Featured Image for Trees that swallowed abandoned WWII equipment

Trees that swallowed abandoned WWII equipment

During the ‘Siege of Leningrad’ in WWII, the Neva Bridgehead (or Nevsky Pyatachok) was a vital and strategic site for both the Germans and Russians. For the German army, it served as a staging area for their impending advance on Leningrad. For the Russians, it was a crucial place to reopen land communications with the besieged city. Eventually, 160,000 German troops and 260,000 Red Army soldiers died in the conflict.

Today, remnants of the bloody battles that took place still remain, albeit intertwined with trees. Helmets, grenades (some probably still active), artillery shells, shovels, rifles, and other decaying army equipment all seem to disappear into tree trunks. According to science, a tree’s flexibility adapts itself to wrap around objects that affect its upward growth, which explains the weird fusion between nature and war equipment. Goes to show that given time, nature can heal itself, even from man-made disasters.

Via Bored Panda

About the author

Inigo is a writer and graphic designer from Manila, Philippines. He is a soldier of love who will carry you on his strong back of awesomeness when the zombie apocalypse arrives.

Videos from E MINOR TV

Wanted! The next Managing Editor of Australia’s leading sports opinion website

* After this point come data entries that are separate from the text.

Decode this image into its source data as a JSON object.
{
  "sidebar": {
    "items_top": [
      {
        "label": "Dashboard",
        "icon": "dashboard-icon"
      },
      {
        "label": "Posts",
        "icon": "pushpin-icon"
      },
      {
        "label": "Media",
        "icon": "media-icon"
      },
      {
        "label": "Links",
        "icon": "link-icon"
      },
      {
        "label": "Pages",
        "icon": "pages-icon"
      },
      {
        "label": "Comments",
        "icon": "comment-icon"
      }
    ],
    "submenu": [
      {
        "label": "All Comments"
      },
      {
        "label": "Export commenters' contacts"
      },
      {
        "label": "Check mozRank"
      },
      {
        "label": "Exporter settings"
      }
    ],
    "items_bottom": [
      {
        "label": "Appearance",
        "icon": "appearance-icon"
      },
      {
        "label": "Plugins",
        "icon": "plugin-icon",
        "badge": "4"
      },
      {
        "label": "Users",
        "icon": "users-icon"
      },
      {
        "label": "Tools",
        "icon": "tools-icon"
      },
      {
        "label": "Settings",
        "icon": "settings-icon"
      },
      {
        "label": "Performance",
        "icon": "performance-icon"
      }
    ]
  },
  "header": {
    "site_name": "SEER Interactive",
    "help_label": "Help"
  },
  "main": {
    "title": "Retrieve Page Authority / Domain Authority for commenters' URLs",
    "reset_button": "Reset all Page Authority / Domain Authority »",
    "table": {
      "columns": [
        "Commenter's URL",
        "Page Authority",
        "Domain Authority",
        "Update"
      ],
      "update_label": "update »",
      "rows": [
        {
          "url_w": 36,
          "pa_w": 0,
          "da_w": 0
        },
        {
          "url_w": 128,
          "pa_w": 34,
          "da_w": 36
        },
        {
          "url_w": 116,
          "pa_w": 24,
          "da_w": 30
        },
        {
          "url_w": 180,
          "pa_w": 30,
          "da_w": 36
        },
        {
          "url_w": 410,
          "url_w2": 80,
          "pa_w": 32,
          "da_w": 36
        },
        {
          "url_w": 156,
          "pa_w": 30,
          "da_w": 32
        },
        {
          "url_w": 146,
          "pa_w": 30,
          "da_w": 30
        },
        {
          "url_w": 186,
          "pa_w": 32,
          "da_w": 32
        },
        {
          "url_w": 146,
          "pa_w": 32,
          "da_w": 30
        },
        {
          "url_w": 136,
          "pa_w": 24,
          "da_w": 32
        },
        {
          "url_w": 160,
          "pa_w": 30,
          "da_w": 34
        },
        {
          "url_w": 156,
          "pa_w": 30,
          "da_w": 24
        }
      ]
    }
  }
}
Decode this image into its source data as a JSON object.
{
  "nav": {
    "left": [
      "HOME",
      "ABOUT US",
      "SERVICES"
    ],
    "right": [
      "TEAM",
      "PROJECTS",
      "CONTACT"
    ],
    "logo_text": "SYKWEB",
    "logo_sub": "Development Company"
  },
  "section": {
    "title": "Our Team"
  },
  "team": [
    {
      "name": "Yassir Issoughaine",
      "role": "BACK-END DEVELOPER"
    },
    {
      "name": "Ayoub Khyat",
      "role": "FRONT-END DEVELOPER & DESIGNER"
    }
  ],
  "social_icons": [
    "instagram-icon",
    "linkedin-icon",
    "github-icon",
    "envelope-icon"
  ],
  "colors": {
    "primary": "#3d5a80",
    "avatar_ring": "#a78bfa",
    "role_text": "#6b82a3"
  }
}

Conversant Media, publishers of Lost At E Minor, is looking for an exceptional Managing Editor with proven strategic vision and endless energy to drive editorial, social and video initiatives and manage an extensive team of writers and editors on Australia’s leading sports opinion website, The Roar. The position is based in Surry Hills, Sydney. For more information, or to apply for this position, go here NOW!.